Data items
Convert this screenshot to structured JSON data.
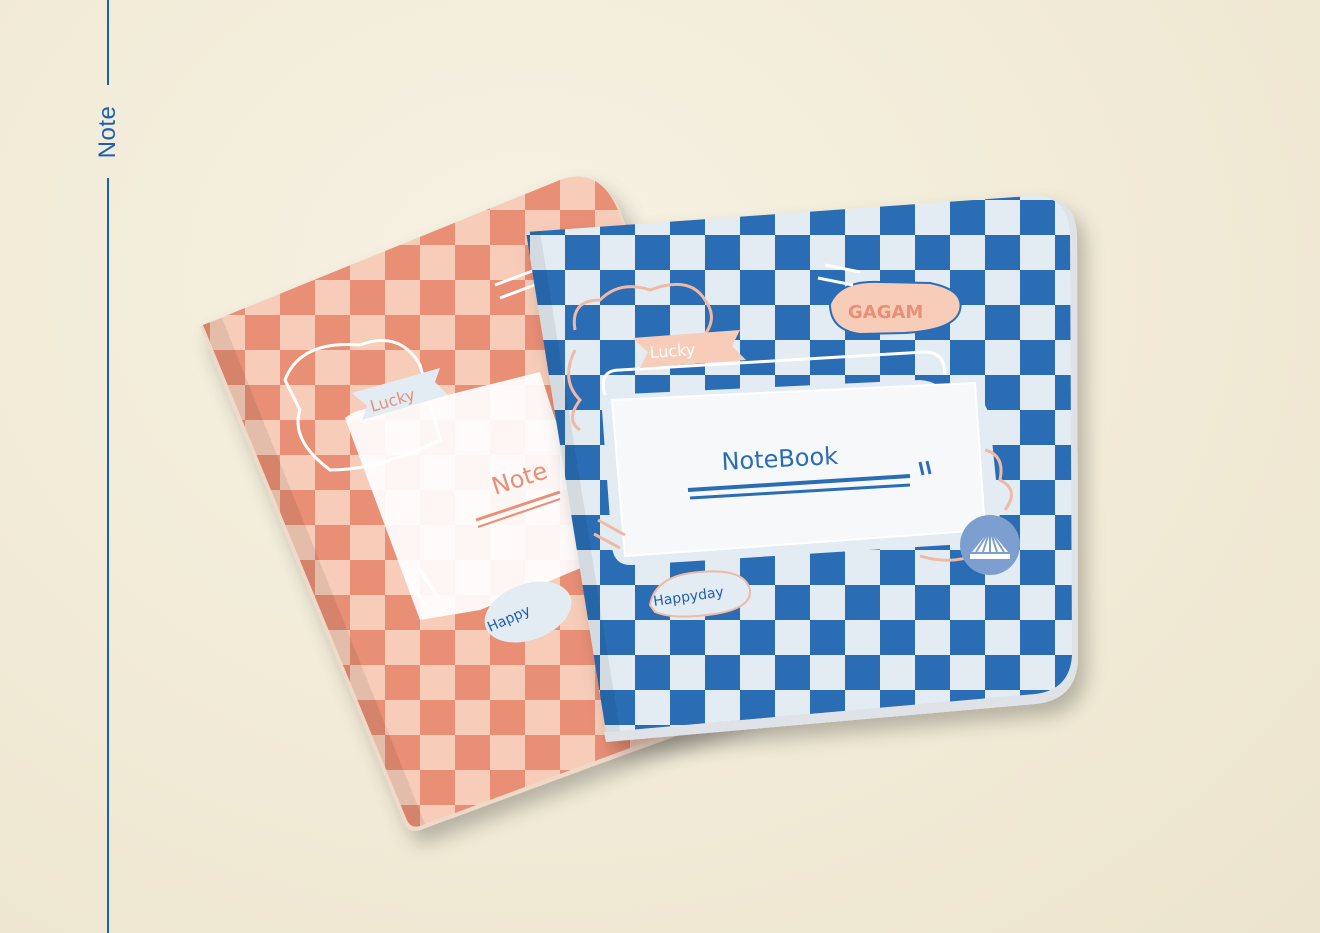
{
  "side_label": "Note",
  "back_notebook": {
    "sticker_lucky": "Lucky",
    "title": "Note",
    "sticker_happy": "Happy"
  },
  "front_notebook": {
    "sticker_lucky": "Lucky",
    "brand": "GAGAM",
    "title": "NoteBook",
    "sticker_happy": "Happyday"
  },
  "colors": {
    "background": "#f1ead6",
    "accent_blue": "#1f5fb0",
    "blue_check": "#2a6db5",
    "light_check": "#e3ecf3",
    "salmon_check": "#e98f76",
    "pink_check": "#f7cdb9"
  }
}
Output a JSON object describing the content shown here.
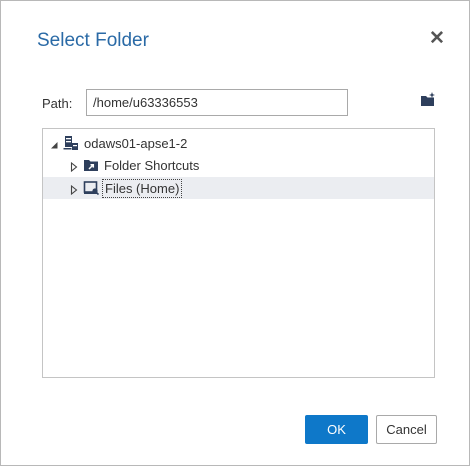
{
  "dialog": {
    "title": "Select Folder",
    "close_icon": "close-icon"
  },
  "path": {
    "label": "Path:",
    "value": "/home/u63336553"
  },
  "toolbar": {
    "new_folder_icon": "new-folder-icon"
  },
  "tree": {
    "root": {
      "label": "odaws01-apse1-2",
      "icon": "server-icon",
      "expanded": true
    },
    "children": [
      {
        "label": "Folder Shortcuts",
        "icon": "folder-shortcut-icon",
        "expanded": false
      },
      {
        "label": "Files (Home)",
        "icon": "home-folder-icon",
        "expanded": false,
        "selected": true
      }
    ]
  },
  "buttons": {
    "ok_label": "OK",
    "cancel_label": "Cancel"
  },
  "colors": {
    "title": "#2a6aa6",
    "primary_button": "#0e78c9",
    "selected_row": "#ebedf1"
  }
}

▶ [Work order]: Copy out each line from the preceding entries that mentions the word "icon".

▶ [Problem solution]:
    "close_icon": "close-icon"
    "new_folder_icon": "new-folder-icon"
      "icon": "server-icon",
        "icon": "folder-shortcut-icon",
        "icon": "home-folder-icon",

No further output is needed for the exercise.